High-deductible health plans (HDHPs) have become the predominant commercial health insurance arrangement in the US. HDHPs require substantial out-of-pocket (OOP) costs for most services but often exempt medications from high cost sharing. We examined effects of HDHPs on OOP costs and utilization of adjuvant hormonal therapy (AHT), which are fundamental care for patients with breast cancer.
This controlled quasi-experimental study used claims data (2003-2012) from a large national health insurer. We included 986 women with incident early-stage breast cancer, age 25-64 years, insured by employers that mandated a transition from low-deductible (≤ $500/year) to high-deductible (≥ $1000/year) coverage, and 3479 propensity score-matched controls whose employers offered only low-deductible plans. We examined AHT utilization and OOP costs per person-year before and after the HDHP switch.
At baseline, the OOP costs for AHT were $40.41 and $36.55 per person-year among the HDHP and control groups. After the HDHP switch, the OOP costs for AHT were $91.76 and $72.98 per person-year among the HDHP and control groups, respectively. AHT OOP costs increased among HDHP members relative to controls but the change was not significant (relative change 13.72% [95% CI - 9.25, 36.70%]). AHT use among HDHP members did not change compared to controls (relative change of 2.73% [95% CI - 14.01, 19.48%]); the change in aromatase inhibitor use was - 11.94% (95% CI - 32.76, 8.88%) and the change in tamoxifen use was 20.65% (95% CI - 8.01, 49.32%).

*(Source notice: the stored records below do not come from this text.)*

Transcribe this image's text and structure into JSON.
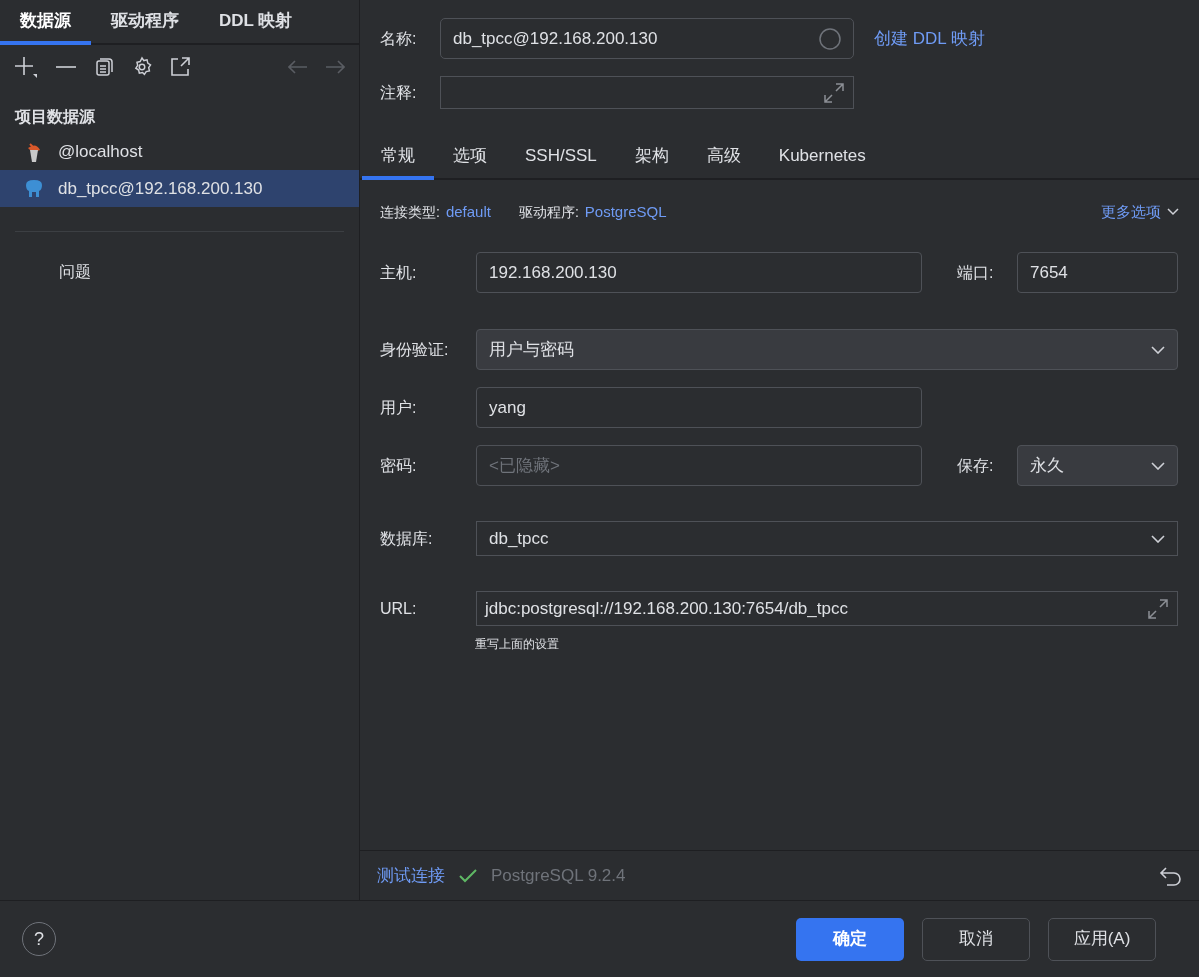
{
  "sidebar": {
    "tabs": [
      {
        "label": "数据源",
        "selected": true
      },
      {
        "label": "驱动程序",
        "selected": false
      },
      {
        "label": "DDL 映射",
        "selected": false
      }
    ],
    "section_title": "项目数据源",
    "datasources": [
      {
        "name": "@localhost",
        "kind": "mssql",
        "selected": false
      },
      {
        "name": "db_tpcc@192.168.200.130",
        "kind": "postgres",
        "selected": true
      }
    ],
    "problems": "问题"
  },
  "name_field": {
    "label": "名称:",
    "value": "db_tpcc@192.168.200.130"
  },
  "create_ddl_link": "创建 DDL 映射",
  "comment_field": {
    "label": "注释:"
  },
  "tabs": [
    {
      "label": "常规",
      "selected": true
    },
    {
      "label": "选项",
      "selected": false
    },
    {
      "label": "SSH/SSL",
      "selected": false
    },
    {
      "label": "架构",
      "selected": false
    },
    {
      "label": "高级",
      "selected": false
    },
    {
      "label": "Kubernetes",
      "selected": false
    }
  ],
  "info": {
    "connection_type_label": "连接类型:",
    "connection_type": "default",
    "driver_label": "驱动程序:",
    "driver": "PostgreSQL",
    "more_options": "更多选项"
  },
  "form": {
    "host": {
      "label": "主机:",
      "value": "192.168.200.130"
    },
    "port": {
      "label": "端口:",
      "value": "7654"
    },
    "auth": {
      "label": "身份验证:",
      "value": "用户与密码"
    },
    "user": {
      "label": "用户:",
      "value": "yang"
    },
    "password": {
      "label": "密码:",
      "placeholder": "<已隐藏>"
    },
    "save": {
      "label": "保存:",
      "value": "永久"
    },
    "database": {
      "label": "数据库:",
      "value": "db_tpcc"
    },
    "url": {
      "label": "URL:",
      "value": "jdbc:postgresql://192.168.200.130:7654/db_tpcc",
      "hint": "重写上面的设置"
    }
  },
  "test": {
    "link": "测试连接",
    "status": "PostgreSQL 9.2.4",
    "success": true
  },
  "help": "?",
  "buttons": [
    {
      "label": "确定",
      "primary": true
    },
    {
      "label": "取消",
      "primary": false
    },
    {
      "label": "应用(A)",
      "primary": false
    }
  ]
}
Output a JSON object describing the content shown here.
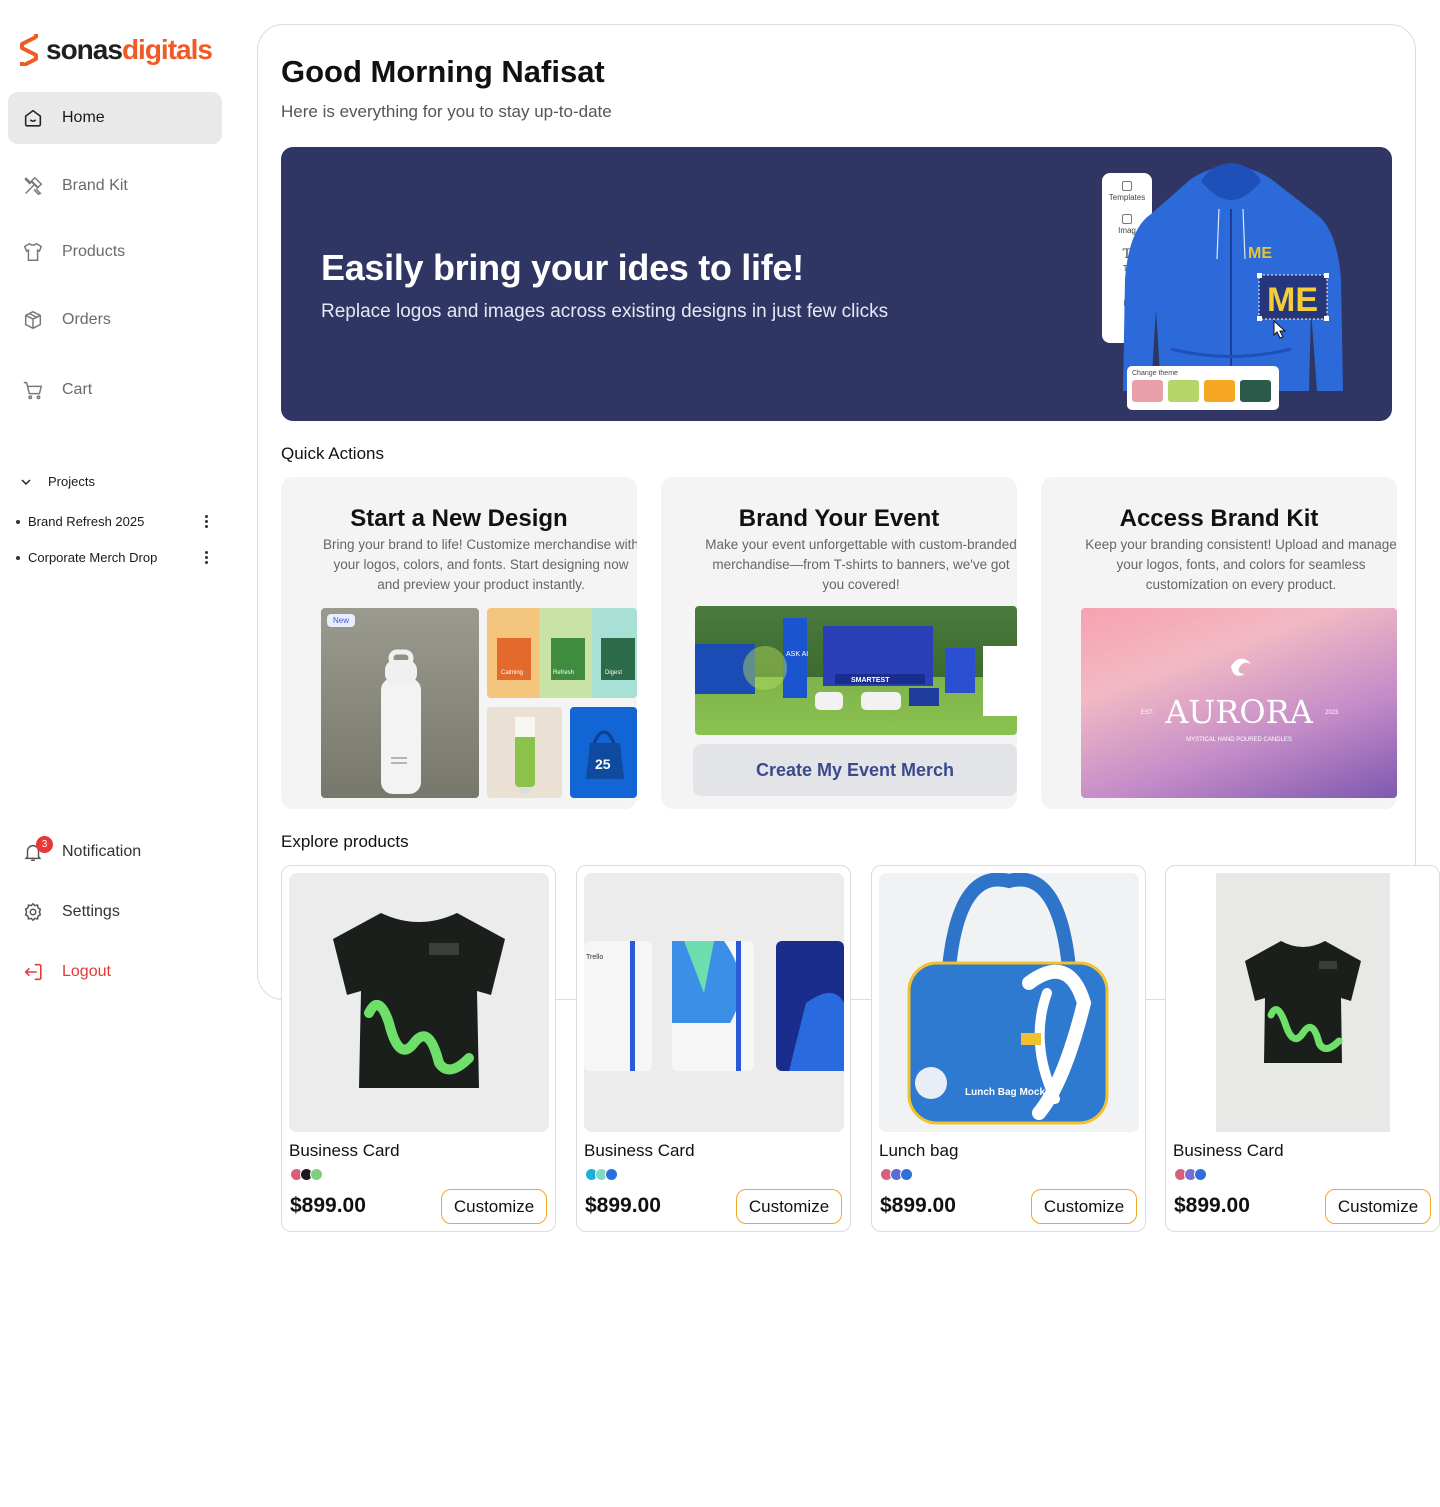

We did not detect significant changes in AHT use after the HDHP switch. Findings might be related to modest increases in overall AHT OOP costs, the availability of low-cost generic tamoxifen, and patient awareness that AHT can prolong life and health. Minimizing OOP cost increases for essential medications might represent a feasible approach for maintaining medication adherence among HDHP members with incident breast cancer.